# [Task details]
Please count every line of the following material that holds "Pursuit" and give the total alone.

# [Data listing]
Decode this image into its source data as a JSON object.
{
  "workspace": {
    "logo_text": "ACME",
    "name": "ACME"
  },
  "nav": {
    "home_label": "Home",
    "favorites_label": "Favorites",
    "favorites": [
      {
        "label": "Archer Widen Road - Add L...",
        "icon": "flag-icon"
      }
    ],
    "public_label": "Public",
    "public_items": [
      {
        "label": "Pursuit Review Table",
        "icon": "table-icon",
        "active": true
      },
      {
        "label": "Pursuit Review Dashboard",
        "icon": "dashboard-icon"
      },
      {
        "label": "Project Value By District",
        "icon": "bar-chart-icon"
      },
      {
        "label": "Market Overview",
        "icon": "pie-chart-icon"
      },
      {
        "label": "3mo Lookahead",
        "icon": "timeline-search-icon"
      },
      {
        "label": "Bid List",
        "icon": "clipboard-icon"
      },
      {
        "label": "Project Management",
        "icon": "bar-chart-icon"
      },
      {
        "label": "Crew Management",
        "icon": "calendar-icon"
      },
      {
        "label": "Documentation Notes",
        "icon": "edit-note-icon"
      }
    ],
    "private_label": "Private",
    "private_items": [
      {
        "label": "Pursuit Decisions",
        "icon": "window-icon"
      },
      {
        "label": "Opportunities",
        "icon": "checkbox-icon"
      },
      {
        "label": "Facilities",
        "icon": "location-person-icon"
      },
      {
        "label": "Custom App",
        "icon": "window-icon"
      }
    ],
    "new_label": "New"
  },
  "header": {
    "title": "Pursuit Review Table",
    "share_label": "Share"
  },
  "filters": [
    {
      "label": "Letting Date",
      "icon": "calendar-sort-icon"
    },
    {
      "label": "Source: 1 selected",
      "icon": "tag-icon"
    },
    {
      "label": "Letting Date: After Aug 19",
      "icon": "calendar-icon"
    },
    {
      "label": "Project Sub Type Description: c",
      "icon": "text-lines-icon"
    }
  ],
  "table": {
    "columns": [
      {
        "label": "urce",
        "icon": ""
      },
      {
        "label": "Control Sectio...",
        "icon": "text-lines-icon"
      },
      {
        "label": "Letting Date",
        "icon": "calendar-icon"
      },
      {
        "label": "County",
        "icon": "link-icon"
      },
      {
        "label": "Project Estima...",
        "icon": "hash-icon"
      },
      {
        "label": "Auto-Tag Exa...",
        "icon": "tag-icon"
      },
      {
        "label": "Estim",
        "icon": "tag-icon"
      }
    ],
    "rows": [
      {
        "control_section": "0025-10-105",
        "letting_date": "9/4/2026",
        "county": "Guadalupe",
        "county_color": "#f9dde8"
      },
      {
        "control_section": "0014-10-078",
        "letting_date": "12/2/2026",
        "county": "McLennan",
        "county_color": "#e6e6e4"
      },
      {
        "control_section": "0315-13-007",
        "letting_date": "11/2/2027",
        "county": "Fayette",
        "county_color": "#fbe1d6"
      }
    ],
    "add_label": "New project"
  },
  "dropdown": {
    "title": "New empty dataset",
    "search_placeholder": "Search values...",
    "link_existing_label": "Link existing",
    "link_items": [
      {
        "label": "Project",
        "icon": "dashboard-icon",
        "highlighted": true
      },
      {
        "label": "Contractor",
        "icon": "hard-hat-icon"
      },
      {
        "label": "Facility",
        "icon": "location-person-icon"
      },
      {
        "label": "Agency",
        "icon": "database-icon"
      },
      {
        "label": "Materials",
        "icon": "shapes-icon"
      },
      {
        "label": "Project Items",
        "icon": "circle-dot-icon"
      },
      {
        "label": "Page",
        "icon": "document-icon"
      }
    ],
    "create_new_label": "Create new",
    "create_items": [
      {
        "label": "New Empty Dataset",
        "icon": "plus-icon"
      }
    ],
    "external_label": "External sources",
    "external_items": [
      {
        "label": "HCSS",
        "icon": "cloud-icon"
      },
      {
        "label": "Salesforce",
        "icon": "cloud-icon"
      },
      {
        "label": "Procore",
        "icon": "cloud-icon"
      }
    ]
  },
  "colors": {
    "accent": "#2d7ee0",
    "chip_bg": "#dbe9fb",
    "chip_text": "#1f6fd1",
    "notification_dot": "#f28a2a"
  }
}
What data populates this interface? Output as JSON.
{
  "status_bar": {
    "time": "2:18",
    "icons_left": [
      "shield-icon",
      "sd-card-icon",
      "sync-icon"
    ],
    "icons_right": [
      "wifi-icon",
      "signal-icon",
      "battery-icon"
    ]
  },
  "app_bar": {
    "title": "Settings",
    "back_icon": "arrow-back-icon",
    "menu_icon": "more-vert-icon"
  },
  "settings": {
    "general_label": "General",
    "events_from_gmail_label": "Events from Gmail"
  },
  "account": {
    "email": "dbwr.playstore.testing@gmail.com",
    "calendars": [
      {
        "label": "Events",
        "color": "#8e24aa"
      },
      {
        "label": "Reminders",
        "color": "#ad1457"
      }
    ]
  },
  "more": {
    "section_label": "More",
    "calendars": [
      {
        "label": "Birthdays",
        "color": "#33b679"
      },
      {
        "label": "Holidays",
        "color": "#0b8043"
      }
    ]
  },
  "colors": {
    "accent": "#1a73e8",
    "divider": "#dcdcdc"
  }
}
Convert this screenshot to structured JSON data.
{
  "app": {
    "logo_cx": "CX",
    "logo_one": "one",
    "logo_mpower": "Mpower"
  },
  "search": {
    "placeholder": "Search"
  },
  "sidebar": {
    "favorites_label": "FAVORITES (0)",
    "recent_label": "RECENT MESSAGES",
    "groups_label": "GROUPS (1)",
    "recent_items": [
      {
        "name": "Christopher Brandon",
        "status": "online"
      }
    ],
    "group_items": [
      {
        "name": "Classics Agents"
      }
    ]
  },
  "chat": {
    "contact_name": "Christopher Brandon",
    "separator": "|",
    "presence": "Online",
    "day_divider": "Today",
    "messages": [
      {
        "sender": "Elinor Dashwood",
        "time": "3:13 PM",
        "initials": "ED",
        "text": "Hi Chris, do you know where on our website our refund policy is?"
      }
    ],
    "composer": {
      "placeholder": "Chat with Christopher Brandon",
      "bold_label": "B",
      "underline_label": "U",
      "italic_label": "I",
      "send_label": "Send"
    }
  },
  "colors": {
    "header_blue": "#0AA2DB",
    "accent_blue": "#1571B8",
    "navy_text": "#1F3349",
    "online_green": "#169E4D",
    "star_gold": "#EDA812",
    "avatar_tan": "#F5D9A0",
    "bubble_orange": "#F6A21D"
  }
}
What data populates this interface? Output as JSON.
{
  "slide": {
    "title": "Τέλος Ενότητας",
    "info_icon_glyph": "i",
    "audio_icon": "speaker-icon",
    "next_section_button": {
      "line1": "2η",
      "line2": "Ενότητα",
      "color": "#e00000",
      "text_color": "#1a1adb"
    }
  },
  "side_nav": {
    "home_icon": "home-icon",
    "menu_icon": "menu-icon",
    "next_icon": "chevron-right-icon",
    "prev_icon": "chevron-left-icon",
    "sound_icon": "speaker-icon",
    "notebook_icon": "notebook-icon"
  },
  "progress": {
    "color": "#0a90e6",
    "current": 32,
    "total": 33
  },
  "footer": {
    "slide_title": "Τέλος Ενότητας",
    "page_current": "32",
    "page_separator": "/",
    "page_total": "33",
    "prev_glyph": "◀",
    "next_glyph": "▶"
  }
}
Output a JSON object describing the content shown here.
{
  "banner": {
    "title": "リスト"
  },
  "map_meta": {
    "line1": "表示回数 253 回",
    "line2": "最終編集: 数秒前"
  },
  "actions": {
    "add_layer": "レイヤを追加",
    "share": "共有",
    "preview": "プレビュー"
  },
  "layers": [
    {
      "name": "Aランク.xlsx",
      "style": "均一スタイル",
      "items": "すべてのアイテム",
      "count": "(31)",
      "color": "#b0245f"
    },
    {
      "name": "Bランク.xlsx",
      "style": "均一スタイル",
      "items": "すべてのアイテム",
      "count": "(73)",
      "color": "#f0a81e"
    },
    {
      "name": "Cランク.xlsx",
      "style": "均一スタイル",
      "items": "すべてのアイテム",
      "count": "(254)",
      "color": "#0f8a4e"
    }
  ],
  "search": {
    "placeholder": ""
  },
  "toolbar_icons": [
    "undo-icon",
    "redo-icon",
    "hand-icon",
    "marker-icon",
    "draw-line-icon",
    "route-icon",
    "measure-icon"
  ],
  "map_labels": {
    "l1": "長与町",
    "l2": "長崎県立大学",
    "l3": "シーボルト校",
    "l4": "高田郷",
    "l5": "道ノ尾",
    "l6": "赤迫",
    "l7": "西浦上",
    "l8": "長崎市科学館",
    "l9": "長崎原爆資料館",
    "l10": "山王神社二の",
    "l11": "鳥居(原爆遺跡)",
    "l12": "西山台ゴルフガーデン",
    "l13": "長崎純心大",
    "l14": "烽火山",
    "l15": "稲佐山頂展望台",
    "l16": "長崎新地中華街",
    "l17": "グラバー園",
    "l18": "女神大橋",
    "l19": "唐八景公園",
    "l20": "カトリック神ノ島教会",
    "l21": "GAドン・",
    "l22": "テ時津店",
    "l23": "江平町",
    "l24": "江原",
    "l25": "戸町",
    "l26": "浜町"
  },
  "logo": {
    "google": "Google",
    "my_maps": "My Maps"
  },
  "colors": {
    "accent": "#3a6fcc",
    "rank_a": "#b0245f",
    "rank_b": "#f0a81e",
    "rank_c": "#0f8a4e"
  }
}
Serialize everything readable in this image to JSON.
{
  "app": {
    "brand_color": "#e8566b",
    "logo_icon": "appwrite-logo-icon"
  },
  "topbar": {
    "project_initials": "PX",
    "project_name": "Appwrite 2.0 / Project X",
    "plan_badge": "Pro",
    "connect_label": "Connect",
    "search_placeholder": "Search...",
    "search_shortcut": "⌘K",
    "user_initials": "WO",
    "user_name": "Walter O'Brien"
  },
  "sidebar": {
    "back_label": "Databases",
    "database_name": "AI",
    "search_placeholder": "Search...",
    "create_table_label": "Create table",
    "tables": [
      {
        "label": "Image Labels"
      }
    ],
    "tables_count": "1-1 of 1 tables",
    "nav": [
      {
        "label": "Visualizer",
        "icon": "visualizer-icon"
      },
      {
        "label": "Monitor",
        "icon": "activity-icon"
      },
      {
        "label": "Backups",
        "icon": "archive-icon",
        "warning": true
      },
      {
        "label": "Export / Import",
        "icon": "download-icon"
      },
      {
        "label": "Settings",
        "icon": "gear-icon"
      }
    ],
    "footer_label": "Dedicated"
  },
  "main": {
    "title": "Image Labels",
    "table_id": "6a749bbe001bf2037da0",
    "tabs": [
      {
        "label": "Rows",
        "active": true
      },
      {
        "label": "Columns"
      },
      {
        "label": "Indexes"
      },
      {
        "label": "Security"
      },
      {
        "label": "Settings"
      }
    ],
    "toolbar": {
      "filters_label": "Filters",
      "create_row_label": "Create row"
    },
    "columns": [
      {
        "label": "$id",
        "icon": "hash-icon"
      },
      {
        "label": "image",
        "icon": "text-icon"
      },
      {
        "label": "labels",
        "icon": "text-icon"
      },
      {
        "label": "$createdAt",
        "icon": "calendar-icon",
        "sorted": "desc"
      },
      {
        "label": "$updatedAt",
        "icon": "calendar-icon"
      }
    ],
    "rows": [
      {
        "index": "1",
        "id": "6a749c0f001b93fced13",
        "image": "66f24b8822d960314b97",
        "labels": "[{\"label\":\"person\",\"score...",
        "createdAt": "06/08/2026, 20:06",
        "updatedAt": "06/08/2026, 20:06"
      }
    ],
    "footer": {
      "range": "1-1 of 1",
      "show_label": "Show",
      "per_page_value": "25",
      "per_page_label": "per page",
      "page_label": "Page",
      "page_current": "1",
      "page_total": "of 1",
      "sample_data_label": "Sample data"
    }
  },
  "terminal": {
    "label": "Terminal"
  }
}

# [Solution for this problem]
4